Being the operations director I don’t spend as much hands-on time with the ladies in our program as I’d like.  The healing and care that goes into transforming a victim into a survivor is in the hands of our wonderful safe house and assessment center staff, our dedicated counselors and therapists, and countless others who invest in the restoration of our women.  I get to see the ladies socially, or when I have business that takes me to one of the houses, and meet individually with a few for case management.

Today I had the opportunity to spend a good part of the day at our assessment center while the staff and director were in a training.  It was amazing.

The assessment center is where the women come straight from the street; they’re fresh out of “the game” and are exhausted, hungry, raw, unstable, and totally out of their comfort zone.

The house was quiet today, with only 3 women; two who have been there about a week and one who just arrived on Friday.  Just my coming in, a new face after even a short time in the house, shook things up for them.  They kept their distance, one her in her room and the other two on the couch, starting a movie.

The employees left for their training and I sat down to watch the movie, Goosebumps, with the two ladies.  We started laughing and as we got comfortable, one of them began sharing how as a child she’d read all of R.L. Stine’s Goosebumps books and loved them. She went on to talk about more childhood favorites, many of my own, and how her parents used to buy her books all the time and make her read before she could go out to play.  As the movie went on, she fell asleep on the couch, looking very much like a child who’d been playing all day.

After the movie, all three of the ladies had on their schedule to do some independent study and while two of the ladies worked fine on their own, one of them, a very young looking, pregnant woman, asked for my help.  She was struggling to read and then to understand what she was reading, and the other ladies spoke up to say that she often did her study orally.  So the other women finished as she and I were getting started, and I read her the instructions, explaining what the words meant.  We took our time on a lesson that was all about believing positive messages about ourselves…. the one she struggled to believe was that she was smart.  We talked for quite some time about her gifts, and at the end of the lesson she hugged and thanked me, saying I was like her mom who always helped her in school.
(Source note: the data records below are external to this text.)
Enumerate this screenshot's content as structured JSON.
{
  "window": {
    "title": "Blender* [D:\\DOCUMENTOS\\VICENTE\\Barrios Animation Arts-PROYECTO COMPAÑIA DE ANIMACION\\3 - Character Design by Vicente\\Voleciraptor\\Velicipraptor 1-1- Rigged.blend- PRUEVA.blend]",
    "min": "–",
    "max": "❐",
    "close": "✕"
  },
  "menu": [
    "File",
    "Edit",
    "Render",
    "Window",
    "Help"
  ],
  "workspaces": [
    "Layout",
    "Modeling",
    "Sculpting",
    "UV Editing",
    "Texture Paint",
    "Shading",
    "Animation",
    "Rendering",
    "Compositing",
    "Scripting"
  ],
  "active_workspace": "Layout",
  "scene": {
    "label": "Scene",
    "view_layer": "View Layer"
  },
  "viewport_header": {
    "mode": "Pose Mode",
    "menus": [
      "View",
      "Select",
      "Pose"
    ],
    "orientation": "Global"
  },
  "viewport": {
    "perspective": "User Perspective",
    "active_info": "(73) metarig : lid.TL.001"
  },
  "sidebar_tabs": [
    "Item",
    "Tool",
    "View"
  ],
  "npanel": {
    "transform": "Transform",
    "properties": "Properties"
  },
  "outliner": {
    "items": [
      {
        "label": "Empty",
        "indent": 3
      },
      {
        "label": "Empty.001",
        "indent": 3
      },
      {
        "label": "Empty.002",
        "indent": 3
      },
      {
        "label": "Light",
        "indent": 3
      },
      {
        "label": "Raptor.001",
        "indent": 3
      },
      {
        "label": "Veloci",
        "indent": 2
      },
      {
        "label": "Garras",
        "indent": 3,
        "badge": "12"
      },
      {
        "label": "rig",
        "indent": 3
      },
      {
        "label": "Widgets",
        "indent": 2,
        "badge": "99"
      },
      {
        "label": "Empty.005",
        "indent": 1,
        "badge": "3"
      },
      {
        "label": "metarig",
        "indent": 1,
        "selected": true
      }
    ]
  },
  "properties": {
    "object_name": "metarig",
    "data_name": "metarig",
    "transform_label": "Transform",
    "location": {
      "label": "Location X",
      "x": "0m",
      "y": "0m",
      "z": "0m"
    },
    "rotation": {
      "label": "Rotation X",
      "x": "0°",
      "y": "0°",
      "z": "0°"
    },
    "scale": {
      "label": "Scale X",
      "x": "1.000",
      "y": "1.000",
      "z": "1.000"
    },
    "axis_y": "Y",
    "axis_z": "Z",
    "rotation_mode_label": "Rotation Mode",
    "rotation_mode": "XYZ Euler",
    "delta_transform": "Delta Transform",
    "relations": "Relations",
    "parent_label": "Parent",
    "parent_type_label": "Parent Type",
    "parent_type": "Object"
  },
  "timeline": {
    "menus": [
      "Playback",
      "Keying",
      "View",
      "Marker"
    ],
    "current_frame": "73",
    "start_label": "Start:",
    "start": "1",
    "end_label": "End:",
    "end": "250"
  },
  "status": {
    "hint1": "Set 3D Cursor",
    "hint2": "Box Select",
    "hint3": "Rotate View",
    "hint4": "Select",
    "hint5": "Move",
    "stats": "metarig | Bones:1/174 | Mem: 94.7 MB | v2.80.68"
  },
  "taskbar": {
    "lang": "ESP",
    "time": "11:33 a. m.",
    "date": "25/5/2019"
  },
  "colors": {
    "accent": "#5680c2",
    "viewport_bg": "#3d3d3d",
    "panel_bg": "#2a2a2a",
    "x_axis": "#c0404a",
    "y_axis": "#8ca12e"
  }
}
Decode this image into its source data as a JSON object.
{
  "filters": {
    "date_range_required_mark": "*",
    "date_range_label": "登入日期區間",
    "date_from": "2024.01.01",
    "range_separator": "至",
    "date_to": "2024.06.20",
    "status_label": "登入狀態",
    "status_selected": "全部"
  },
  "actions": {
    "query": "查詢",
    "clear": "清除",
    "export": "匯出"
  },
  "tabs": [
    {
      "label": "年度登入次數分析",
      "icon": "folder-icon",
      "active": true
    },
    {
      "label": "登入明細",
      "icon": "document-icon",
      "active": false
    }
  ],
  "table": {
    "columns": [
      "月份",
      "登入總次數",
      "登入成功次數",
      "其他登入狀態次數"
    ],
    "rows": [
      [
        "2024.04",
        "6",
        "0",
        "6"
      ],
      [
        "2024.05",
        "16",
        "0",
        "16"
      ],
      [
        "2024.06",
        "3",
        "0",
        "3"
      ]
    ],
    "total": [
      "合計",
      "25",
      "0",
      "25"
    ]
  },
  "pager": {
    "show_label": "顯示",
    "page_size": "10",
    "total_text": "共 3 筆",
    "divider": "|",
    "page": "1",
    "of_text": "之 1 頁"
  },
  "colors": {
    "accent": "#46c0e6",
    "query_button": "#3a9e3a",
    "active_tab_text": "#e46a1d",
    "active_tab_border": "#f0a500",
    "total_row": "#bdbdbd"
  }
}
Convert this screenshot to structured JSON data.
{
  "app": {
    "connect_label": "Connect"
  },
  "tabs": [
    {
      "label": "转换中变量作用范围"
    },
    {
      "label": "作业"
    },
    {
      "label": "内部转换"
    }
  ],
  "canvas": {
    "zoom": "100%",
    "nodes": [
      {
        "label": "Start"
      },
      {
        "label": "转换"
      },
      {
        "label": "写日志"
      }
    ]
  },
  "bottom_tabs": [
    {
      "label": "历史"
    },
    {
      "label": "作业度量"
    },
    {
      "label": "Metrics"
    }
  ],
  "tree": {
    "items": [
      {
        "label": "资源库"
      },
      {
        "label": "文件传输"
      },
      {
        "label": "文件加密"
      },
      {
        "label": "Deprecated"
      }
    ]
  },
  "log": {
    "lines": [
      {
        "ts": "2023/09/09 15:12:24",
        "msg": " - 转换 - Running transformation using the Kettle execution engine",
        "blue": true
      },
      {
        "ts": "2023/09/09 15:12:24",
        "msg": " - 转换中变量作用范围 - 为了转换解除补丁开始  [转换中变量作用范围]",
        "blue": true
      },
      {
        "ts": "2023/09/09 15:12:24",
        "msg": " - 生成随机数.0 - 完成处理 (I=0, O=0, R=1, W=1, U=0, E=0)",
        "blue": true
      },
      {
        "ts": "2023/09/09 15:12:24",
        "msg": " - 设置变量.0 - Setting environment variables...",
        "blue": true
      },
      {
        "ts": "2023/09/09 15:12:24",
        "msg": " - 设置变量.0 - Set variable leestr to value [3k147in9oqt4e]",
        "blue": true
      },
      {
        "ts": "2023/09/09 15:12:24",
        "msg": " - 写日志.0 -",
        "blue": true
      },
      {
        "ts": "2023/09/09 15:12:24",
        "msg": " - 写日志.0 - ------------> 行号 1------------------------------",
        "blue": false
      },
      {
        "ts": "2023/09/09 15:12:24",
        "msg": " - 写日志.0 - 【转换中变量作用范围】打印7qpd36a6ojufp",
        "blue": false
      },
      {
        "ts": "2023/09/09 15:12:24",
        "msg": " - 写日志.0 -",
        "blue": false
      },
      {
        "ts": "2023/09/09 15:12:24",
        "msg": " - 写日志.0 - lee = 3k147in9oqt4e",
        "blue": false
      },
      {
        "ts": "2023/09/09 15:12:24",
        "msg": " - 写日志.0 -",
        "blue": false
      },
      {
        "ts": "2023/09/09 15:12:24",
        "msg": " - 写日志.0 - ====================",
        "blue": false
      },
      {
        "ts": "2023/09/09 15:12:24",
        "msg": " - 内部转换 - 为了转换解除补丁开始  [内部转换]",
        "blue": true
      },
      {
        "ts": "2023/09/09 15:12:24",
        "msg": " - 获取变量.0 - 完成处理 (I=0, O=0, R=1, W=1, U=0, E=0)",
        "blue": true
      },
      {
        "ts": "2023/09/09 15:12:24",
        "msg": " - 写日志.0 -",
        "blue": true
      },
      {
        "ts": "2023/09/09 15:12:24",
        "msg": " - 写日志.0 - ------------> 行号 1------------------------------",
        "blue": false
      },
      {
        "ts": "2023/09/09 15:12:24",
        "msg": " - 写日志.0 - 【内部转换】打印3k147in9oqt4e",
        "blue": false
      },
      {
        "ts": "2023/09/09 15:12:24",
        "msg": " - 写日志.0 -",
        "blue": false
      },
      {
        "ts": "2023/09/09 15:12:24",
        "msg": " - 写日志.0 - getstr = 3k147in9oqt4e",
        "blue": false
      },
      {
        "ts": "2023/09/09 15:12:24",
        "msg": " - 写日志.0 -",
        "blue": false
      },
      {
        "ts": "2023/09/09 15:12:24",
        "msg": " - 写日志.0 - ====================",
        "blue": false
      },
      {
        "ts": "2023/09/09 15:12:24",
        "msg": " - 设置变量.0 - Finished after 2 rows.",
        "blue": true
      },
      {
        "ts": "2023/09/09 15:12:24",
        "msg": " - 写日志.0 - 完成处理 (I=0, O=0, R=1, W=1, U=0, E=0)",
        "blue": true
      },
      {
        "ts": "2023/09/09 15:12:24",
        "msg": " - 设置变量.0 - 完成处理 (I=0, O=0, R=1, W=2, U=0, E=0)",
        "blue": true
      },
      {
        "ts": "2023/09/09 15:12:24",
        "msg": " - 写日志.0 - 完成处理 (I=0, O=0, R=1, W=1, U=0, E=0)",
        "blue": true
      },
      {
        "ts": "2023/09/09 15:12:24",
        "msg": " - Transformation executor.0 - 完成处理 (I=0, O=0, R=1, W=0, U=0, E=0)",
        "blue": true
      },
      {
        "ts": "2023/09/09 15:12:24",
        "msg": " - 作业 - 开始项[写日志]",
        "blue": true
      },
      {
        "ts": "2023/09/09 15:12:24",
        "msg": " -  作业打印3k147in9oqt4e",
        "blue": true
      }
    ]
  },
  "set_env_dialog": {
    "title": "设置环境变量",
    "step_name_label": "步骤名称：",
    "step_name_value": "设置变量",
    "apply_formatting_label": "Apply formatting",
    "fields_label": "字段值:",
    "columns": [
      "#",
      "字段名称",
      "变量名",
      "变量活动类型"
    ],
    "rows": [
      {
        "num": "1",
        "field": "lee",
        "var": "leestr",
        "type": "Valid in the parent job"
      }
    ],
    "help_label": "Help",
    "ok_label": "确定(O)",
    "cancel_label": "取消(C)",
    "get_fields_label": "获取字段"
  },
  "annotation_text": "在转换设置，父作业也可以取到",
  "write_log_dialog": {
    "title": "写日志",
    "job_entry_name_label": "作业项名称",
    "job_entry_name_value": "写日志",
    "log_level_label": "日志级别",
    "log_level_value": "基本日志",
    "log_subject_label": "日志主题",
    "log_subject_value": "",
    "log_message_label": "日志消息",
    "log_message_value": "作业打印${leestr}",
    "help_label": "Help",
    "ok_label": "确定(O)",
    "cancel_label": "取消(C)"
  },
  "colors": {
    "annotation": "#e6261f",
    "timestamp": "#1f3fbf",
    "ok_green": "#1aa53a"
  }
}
As we prepared for dinner, we decided that with so few women there we could go out and get something to eat, which the ladies were thrilled with.  Two of them went to shower and “get ready” and the oldest of the group stayed behind and talked.  She’s in her mid-30s and done with the life, she just wants to change things.  She is full of humor and wit, wild stories and sass, sharing that she made it only through the sixth grade before dropping out and that she never got her driver’s license.  She is still struggling to get on schedule after coming off the street, and has been sleeping most of her time at the house so far, which we keep telling her is ok… but she’s ready to get regulated.  She says she feels at peace in the house and is amazed, that despite coming from hell and carrying so many demons, they didn’t follow her in.  She’s praying that she’ll be able to go to the safe house for long term help.

Spending time with these ladies today reminds me of how important this work is.  I don’t always see these things in my role, so when I do I like to make sure that I take it in and save it for all of the times when I’m at networking events or partner luncheons or coalition meetings.  These ladies are what matter.